WHAT YOU HAVE TO DO: The complete listing that follows is to be set down again, exactly as it appears.

ENTRIES SUPPLIED:
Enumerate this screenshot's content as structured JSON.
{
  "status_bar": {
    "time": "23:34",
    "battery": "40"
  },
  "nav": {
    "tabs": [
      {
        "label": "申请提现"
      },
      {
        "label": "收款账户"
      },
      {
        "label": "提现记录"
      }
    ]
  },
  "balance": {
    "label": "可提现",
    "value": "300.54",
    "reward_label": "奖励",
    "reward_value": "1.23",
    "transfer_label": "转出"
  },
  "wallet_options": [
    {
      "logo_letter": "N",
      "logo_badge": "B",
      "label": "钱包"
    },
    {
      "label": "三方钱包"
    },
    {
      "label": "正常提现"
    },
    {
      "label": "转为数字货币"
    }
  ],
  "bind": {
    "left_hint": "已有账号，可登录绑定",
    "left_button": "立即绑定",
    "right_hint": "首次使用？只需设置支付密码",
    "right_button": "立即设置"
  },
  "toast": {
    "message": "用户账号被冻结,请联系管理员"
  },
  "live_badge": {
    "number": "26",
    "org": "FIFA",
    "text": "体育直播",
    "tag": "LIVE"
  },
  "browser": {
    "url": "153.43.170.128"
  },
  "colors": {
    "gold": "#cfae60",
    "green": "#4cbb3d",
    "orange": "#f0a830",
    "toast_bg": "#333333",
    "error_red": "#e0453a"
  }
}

ANSWER SECTION:
Enumerate this screenshot's content as structured JSON.
{
  "status_bar": {
    "time": "23:34",
    "battery": "40"
  },
  "nav": {
    "tabs": [
      {
        "label": "申请提现"
      },
      {
        "label": "收款账户"
      },
      {
        "label": "提现记录"
      }
    ]
  },
  "balance": {
    "label": "可提现",
    "value": "300.54",
    "reward_label": "奖励",
    "reward_value": "1.23",
    "transfer_label": "转出"
  },
  "wallet_options": [
    {
      "logo_letter": "N",
      "logo_badge": "B",
      "label": "钱包"
    },
    {
      "label": "三方钱包"
    },
    {
      "label": "正常提现"
    },
    {
      "label": "转为数字货币"
    }
  ],
  "bind": {
    "left_hint": "已有账号，可登录绑定",
    "left_button": "立即绑定",
    "right_hint": "首次使用？只需设置支付密码",
    "right_button": "立即设置"
  },
  "toast": {
    "message": "用户账号被冻结,请联系管理员"
  },
  "live_badge": {
    "number": "26",
    "org": "FIFA",
    "text": "体育直播",
    "tag": "LIVE"
  },
  "browser": {
    "url": "153.43.170.128"
  },
  "colors": {
    "gold": "#cfae60",
    "green": "#4cbb3d",
    "orange": "#f0a830",
    "toast_bg": "#333333",
    "error_red": "#e0453a"
  }
}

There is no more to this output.